Huy Fong Foods, Inc. says Underwood Ranches is holding equipment hostage

A row of Sriracha hot sauce bottles Photo: David McNew / Getty Images
Monica Burton is the deputy editor of

Huy Fong Foods Inc., the makers of uber-popular hot sauce Sriracha, is suing the company that provides their chile peppers for alleged breach of production agreement, breach of contract, and civil theft, NBC reports. According to Huy Fong, Underwood Ranches is refusing to return $1.4 million in pre-payments and is holding hostage $7 million worth of Huy Fong’s equipment.

Underwood has supplied the chile peppers used by Huy Fong for the past 30 years, according to the lawsuit. During that time, Huy Fong has paid Underwood a guaranteed fee in addition to the costs associated with harvesting chile peppers for millions of bottles of Sriracha each year. Beginning in 2008, Huy Fong paid Underwood in yearly pre-payments and would make up the difference after the actual cost had been determined. But in 2016, the suit alleges, Huy Fong overpaid Underwood by $1.4 million, and Underwood has not agreed to return that money.

Complicating matters, the complaint states that the terms of the payment agreements changed each year. Parts of the agreements were recorded in writing, but other aspects of the arrangement were agreed upon verbally, or were simply based on past practice.

“Huy Fong has demanded that Underwood allow it to take possession of the equipment, but Underwood has refused to do so,” the suit says. “Instead, Underwood is holding Huy Fong’s equipment hostage, severely impacting Huy Fong’s ability to complete the 2017 harvest and greatly increasing the expense associated with the harvest.”

This isn’t the first time California-based Huy Fong Foods has run into legal trouble. In 2014, it was on the opposite end of a lawsuit after residents of the city of Irwindale, where the Sriracha factory is located, complained of burning eyes, irritated throats, and headaches caused by hot sauce production. But, fears that this would lead to a Sriracha shortage were overblown, and the suit was dropped.

Huy Fong processes all of the chile required for the year during a three-month period beginning as soon as September and ending by December, according to the LA Times. There’s no word yet on how the suit could affect the number of green-capped bottles that end up on store shelves this time around.
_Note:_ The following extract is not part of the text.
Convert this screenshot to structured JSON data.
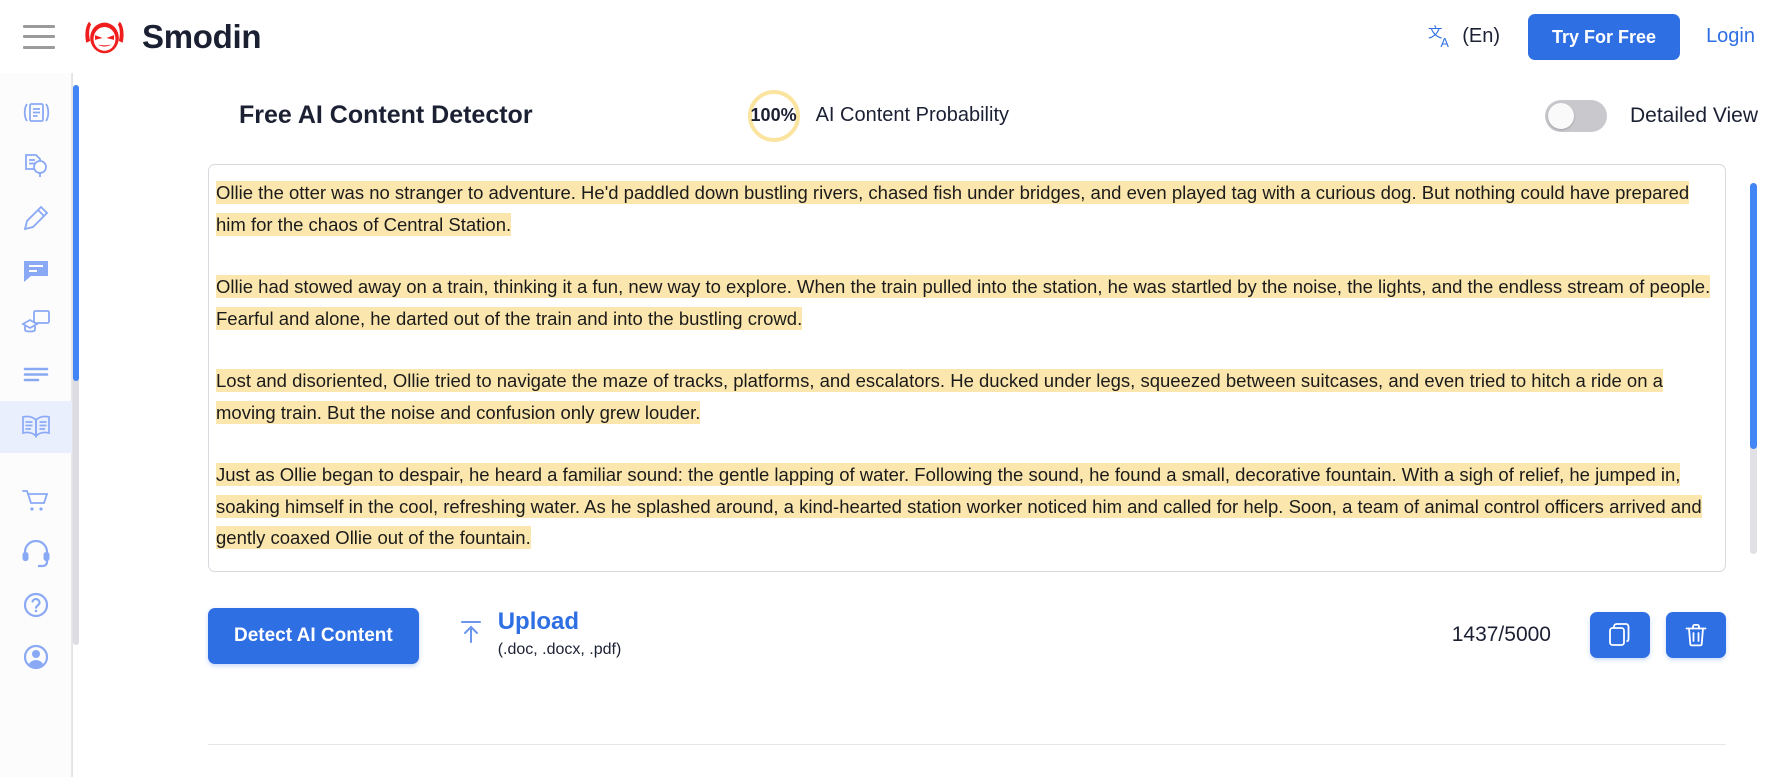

Heating Up: Sriracha Sues Chili Pepper Provider [NBC]
Sriracha Battle Over: City Council Drops Lawsuit and Public Nuisance Declaration [E]
Sriracha sauce factory odor causing headaches, burning eyes, city says [LA Times]